McDonald's Just Committed To Increasing Its Diversity. Here's How

McDonald's has just announced two additional steps to increasing its diversity efforts, and this time, it starts with its suppliers. As QSR Web explains, McDonald's and more than 20 of its largest suppliers in the U.S. will make a Mutual Commitment to Diversity Equity and Inclusion (MCDEI), and become accountable to making progress in increasing a culture of inclusion and dismantling barriers to economic opportunities. McDonald's also pledged to make a 10% increase in purchases from diverse-owned suppliers. In 2020, the fast food chain purchased around 23% out of $14 billion of its U.S. supplies from diverse-owned suppliers, and plans to increase that to 25% (or $3.5 billion) by 2025 (via Nation's Restaurant News).

These two diversity initiatives are the latest in a series of changes that McDonald's has implemented since 2020, when the chain was served with several lawsuits alleging racial discrimination, including a $1 billion lawsuit from a group of 52 Black, former McDonald's franchisees. By 2021, there were a total of three lawsuits by former and current franchisees alleging racial discrimination (via CNBC).

McDonald's has made some commitments to increase diversity

Whether the multiple lawsuits were a wake-up call that some changes needed to be made, McDonald's started announcing commitments to increase diversity. In November 2020, McDonald's named a new global chief diversity, equity, and inclusion officer who had developed an award-winning diversity and inclusion strategy at a former company, according to Business Chief
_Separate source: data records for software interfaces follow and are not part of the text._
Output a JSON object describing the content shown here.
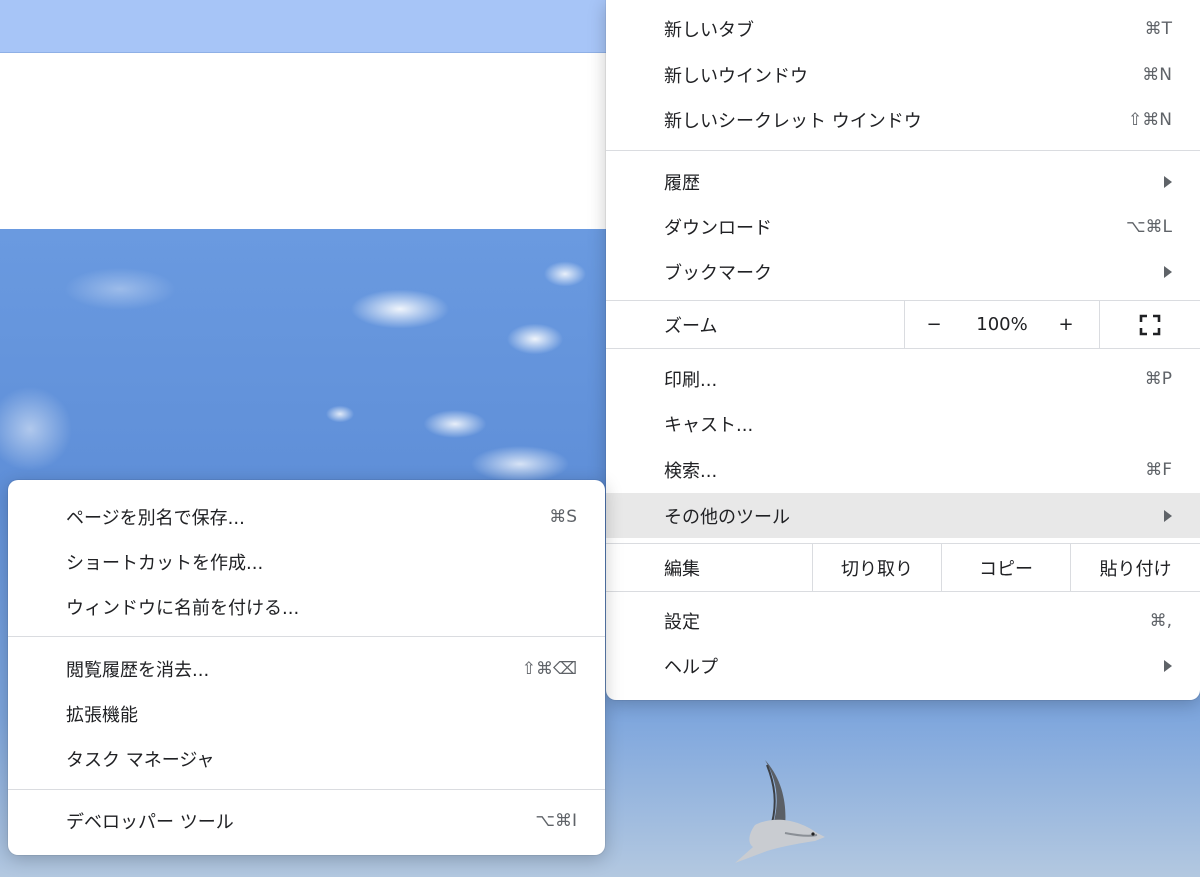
{
  "main_menu": {
    "items": [
      {
        "label": "新しいタブ",
        "shortcut": "⌘T"
      },
      {
        "label": "新しいウインドウ",
        "shortcut": "⌘N"
      },
      {
        "label": "新しいシークレット ウインドウ",
        "shortcut": "⇧⌘N"
      },
      {
        "label": "履歴",
        "shortcut": ""
      },
      {
        "label": "ダウンロード",
        "shortcut": "⌥⌘L"
      },
      {
        "label": "ブックマーク",
        "shortcut": ""
      },
      {
        "label": "印刷...",
        "shortcut": "⌘P"
      },
      {
        "label": "キャスト...",
        "shortcut": ""
      },
      {
        "label": "検索...",
        "shortcut": "⌘F"
      },
      {
        "label": "その他のツール",
        "shortcut": ""
      },
      {
        "label": "設定",
        "shortcut": "⌘,"
      },
      {
        "label": "ヘルプ",
        "shortcut": ""
      }
    ],
    "zoom": {
      "label": "ズーム",
      "minus": "−",
      "value": "100%",
      "plus": "+",
      "fullscreen_icon": "fullscreen-icon"
    },
    "edit": {
      "label": "編集",
      "cut": "切り取り",
      "copy": "コピー",
      "paste": "貼り付け"
    }
  },
  "sub_menu": {
    "items": [
      {
        "label": "ページを別名で保存...",
        "shortcut": "⌘S"
      },
      {
        "label": "ショートカットを作成...",
        "shortcut": ""
      },
      {
        "label": "ウィンドウに名前を付ける...",
        "shortcut": ""
      },
      {
        "label": "閲覧履歴を消去...",
        "shortcut": "⇧⌘⌫"
      },
      {
        "label": "拡張機能",
        "shortcut": ""
      },
      {
        "label": "タスク マネージャ",
        "shortcut": ""
      },
      {
        "label": "デベロッパー ツール",
        "shortcut": "⌥⌘I"
      }
    ]
  },
  "colors": {
    "menu_bg": "#ffffff",
    "hover_bg": "#e8e8e8",
    "separator": "#dadce0",
    "tabstrip": "#a7c5f7"
  }
}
In February 2021, the chain announced that it was tying 15% of top executive bonus pay to meeting diversity goals, which includes increasing the number of women and underrepresented groups in leadership positions to 45% (up from 37%) and 35% (up from 29%) by 2025, respectively (via Bloomberg). McDonald's also committed to more than doubling the amount of advertising dollars that it spent with diverse firms, from 2% to 5% by 2024, just as a $10 billion lawsuit was announced in May, alleging bias against Black-owned media companies (via Reuters).
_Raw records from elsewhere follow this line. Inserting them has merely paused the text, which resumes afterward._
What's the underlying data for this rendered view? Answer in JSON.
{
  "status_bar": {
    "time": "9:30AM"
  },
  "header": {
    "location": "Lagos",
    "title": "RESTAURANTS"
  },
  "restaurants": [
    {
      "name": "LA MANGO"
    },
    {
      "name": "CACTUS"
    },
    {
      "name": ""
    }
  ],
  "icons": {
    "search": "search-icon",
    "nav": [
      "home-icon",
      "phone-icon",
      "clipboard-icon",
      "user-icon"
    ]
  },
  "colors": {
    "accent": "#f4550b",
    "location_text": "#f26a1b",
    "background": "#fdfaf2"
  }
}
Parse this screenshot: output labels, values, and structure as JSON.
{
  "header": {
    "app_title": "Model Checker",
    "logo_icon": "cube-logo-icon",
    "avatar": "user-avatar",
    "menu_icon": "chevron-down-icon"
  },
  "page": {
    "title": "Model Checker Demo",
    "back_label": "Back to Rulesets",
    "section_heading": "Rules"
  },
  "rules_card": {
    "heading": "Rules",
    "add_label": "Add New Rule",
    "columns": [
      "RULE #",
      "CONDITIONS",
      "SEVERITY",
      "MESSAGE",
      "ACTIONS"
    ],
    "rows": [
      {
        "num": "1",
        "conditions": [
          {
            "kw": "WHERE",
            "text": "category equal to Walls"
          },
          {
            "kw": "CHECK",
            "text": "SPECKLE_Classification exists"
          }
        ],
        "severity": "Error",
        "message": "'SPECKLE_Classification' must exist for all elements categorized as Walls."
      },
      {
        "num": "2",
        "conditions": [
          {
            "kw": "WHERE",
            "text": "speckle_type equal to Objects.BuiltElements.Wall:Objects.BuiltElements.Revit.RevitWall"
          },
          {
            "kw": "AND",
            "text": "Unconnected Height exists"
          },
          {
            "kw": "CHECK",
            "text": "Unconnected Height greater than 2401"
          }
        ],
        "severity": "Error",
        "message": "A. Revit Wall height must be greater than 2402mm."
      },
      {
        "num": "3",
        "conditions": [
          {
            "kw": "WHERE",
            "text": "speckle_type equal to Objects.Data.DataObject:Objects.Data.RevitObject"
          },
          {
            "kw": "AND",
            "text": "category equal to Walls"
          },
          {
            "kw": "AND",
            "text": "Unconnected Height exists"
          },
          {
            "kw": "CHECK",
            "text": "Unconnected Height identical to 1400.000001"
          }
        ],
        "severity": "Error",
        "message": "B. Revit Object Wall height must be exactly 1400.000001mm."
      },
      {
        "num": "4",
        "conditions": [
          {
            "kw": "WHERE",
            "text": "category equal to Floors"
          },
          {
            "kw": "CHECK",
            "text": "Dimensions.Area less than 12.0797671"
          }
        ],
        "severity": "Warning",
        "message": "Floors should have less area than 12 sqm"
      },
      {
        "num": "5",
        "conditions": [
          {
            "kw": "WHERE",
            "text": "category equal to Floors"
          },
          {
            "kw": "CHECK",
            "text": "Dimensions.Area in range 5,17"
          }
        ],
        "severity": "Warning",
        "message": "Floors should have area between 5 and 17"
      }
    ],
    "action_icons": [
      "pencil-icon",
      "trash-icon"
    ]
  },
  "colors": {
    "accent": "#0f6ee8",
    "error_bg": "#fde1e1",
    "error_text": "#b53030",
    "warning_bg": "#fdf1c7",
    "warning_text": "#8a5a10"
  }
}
Time will tell whether these initiatives will make a real difference in actually increasing diversity at the chain. They are a welcomed first step towards what McDonald's has listed as a goal on its website, that in every interaction with McDonald's, "Diversity, Equity and Inclusion (DEO) are as evident and familiar as the Arches themselves."